The good stuff
Grotesque is for all those people who need a lesson in what torture porn flicks really are.
Shiraishi, best known for his horror work, comes with something a little different. A Beast in Love is tricky to describe, but at heart it's a dark (even vile) comedy with thriller, horror and light romance elements to flesh things out. The result's a bit of a mess, but if you can appreciate Shiraishi's sense of humor, there's a lot of fun to be had.
In an unnamed town, deplorables gather to escape from their dark past. One particularly shy-looking guy stands out between all the crazies, when pushed even he turns into a manic serial killer. Several people are out to get him, but it's a creepy cross dresser who appears to be the most interested.
There are no heroes, no likeable characters. The film does come with a big trigger warning since one of them is a cross dresser and there's only room for negative stereotypes here. If that doesn't bother you than you can brace yourself for a bit of excessive Japanese weirdness. The technical qualities aren't quite up to par, but the comedy hit the mark for me and the runtime is pretty short. Very fun and entertaining filler.
Koji Shiraishi is one of those faithful horror directors. Even though the international interest in Japanese horror has waned over the past decade, Shiraishi's love for the genre clearly hasn't. It's nice to see though that Shiraishi isn't married to a single style of horror, Hell Girl shows a different side of Japanese horror cinema.
The film isn't your typical less is more, black-haired ghost horror, instead it's a more fantastical kind of horror that offers a mix of modern and traditional Japanese horror elements. The story about an ongoing curse feels contemporary, but the characters and moody kills hark back to the classier horror of the past.
The film looks pretty nice (safe some poor CG moments), performances are solid and the mix of fantasy and horror offers a nice change of pace. I wasn't a big fan of the setting (the Japanese pop scene isn't all that interesting), but it hardly affected the film. One of Shiraishi's better films.

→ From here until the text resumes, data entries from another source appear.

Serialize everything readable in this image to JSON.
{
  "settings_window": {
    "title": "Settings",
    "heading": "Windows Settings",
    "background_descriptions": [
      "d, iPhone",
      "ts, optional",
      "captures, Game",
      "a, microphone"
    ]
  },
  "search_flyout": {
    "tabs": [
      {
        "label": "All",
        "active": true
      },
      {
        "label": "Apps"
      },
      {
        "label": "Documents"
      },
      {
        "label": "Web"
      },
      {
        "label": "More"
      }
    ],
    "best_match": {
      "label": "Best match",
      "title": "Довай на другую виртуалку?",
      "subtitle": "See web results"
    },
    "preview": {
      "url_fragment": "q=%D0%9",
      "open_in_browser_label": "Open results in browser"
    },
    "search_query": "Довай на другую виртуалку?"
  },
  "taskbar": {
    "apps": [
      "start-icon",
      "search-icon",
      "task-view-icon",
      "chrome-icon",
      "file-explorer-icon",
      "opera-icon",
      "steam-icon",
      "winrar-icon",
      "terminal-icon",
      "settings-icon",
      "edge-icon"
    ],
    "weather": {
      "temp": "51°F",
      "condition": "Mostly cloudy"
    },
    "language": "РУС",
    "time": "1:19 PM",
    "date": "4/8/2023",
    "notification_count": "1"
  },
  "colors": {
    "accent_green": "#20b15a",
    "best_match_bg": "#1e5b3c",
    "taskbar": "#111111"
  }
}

Interesting thriller with supernatural elements to spice things up. There's also a series attached to this film, no surprises there, but Shiraishi makes enough of an effort to have this film rise above its roots. It gets a little too plot-heavy when the film is working itself to its finale, but all in all an entertaining diversion.
Interesting film, about a reporter visiting an old friend who is on the run from the authorities. A nifty handheld thriller, with a nice twist and some minor horror elements. Well acted, intriguing from start to finish and sporting a very rewarding finale. One of the better Shiraishi films I've seen.
A decent but slightly underwhelming horror anthology. Six respected directors tackle 10 horror stories, but with a setup like this there simply isn't enough variation in style and themes. There are no real weak entries, on the other hand far too few shorts that make an effort to stand out. Solid filler, but nothing more.
A simple but effective sequel to the first film. Shiriashi loses himself a little in the police investigation, which needlessly slows the film down. Luckily the kills are still lots of fun and the monster is freaky enough, even though the CG doesn't do it justice. It's a short and amusing horror flick, nothing too out of the ordinary but good fun nonetheless.
Koji Shiraishi's entry in the Hideshi Hino horror anthology. Back when this was released, Shiraishi wasn't a "big" name yet. His status has changed quite a lot over the years, which makes it always a bit more interesting to watch these forgotten films. Dead Girl Walking certainly isn't the worst film in the anthology.
On an ordinary day, the young Sayuri suddenly gets a heart attack. She is pronounced dead by the doctor, but Sayuri is conscious, and she can still walk around. She is left in the care of her family as her body slowly starts to deteriorate. When her presence becomes too hard to handle, they decide to kill Sayuri, but she manages to escape.
As with most of these films, the premise sounds pretty basic, but things do get weird real fast. The grim black and white cinematography and some oddball events in the second half really upgrade this film from a simple horror film to something with a more pronounced and memorable signature. Short and sweet.
Shiraishi made a couple of proper horror films, sadly this one was poor and grating. The J-pop band is horrendous, the less is more approach doesn't work at all and the entire film just looks cheap and unfinished. A terrible fluke, but at least it's kind of short.